THE final phase of long-running works to bring Cornwall’s railway signals into the 21st century is set to commence. 

It will mean disruption to services across Cornwall, as a scheme to overhaul life-expired Victorian-era semaphore signals are set to be replaced by a new multi-million pound digital signal system, fitted by Siemens. 

Between February 27 and March 3, no trains will run between St Austell and St Erth and Truro and Falmouth Docks. 

In the following week, much of the mainline across Cornwall will see no service, with no trains between Liskeard and St Erth from Monday, March 4 until Friday, March 8, on which days there will also be no service between Par and Newquay and Truro and Falmouth Docks. 

On the weekend of March 9 and March 10, there will be no service between Plymouth and St Erth, Liskeard and Looe, Par and Newquay and Truro and Falmouth Docks. Further disruption is expected on long-distance trains outside of Cornwall later in March. 

A spokesperson for Great Western Railway said: “In Cornwall Network Rail is carrying out a multi-million pound programme to improve the signalling. This work will see the replacement of older-style signals and signalling equipment with brand-new, modern technology. Once complete, this will help to improve train service reliability and reduce delays incurred by signalling issues. In order for this work to be done, the Cornish Main Line will be temporarily closed in phases between Tuesday 27 February and Sunday 10 March 2024 with buses replacing trains on affected routes.”

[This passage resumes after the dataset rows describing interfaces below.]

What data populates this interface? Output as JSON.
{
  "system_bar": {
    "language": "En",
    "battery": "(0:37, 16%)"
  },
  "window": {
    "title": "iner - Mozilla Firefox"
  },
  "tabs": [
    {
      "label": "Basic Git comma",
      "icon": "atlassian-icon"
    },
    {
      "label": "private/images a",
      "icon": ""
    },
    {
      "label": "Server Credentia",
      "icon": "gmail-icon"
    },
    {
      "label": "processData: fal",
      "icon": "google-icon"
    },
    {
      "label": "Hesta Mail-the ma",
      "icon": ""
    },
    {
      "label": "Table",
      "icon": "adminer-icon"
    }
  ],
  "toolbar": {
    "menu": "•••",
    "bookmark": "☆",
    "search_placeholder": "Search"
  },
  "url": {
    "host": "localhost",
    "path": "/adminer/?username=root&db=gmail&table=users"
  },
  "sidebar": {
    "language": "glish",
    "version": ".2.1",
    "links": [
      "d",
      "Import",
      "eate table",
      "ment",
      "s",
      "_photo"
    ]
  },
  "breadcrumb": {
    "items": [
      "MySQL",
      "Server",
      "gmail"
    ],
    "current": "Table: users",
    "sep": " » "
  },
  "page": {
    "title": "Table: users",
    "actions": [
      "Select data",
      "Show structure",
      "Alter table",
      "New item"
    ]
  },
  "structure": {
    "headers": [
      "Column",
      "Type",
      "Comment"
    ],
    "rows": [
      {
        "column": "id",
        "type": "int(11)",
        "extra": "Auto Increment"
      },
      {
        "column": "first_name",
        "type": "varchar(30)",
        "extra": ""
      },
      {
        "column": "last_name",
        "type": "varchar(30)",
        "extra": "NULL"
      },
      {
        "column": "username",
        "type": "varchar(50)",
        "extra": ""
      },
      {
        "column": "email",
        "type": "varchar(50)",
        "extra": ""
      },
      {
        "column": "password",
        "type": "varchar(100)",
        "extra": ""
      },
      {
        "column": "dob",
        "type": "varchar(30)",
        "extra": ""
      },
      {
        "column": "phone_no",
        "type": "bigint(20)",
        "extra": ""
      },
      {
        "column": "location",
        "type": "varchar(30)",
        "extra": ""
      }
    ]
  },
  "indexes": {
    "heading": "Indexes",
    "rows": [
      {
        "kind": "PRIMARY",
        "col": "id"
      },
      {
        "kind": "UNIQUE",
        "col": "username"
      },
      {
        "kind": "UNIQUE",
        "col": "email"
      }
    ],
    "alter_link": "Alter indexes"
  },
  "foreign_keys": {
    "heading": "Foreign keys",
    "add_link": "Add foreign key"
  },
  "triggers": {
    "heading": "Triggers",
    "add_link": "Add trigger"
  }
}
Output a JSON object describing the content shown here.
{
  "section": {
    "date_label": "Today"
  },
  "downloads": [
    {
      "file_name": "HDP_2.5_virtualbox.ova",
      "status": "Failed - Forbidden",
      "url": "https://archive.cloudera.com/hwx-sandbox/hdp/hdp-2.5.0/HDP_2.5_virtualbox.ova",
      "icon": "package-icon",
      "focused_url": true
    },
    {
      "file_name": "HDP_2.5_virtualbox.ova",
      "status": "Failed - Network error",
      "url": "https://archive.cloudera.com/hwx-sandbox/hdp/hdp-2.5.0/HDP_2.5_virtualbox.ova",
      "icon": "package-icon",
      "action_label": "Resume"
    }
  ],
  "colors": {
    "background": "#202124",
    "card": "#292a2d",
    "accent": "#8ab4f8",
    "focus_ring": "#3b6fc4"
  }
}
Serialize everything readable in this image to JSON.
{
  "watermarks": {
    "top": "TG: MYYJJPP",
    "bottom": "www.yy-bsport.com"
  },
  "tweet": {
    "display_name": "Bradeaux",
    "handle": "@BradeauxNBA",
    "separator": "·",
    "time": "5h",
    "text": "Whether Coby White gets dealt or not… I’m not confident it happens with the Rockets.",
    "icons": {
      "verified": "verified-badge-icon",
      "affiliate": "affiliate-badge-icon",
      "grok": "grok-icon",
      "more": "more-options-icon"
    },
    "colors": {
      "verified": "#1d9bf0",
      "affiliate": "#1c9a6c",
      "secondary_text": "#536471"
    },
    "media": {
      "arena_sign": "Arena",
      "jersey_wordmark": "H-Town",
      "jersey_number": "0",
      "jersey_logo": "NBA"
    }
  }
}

Network Rail sponsor Paul Collyer said, “This is the final chapter of our programme to bring a new system of signals to the region. There is never a good time to close the railway but we need to do this so our teams can work round the clock as safely and efficiently as possible. We’d like to thank our passengers for their patience and urge them to check before they travel.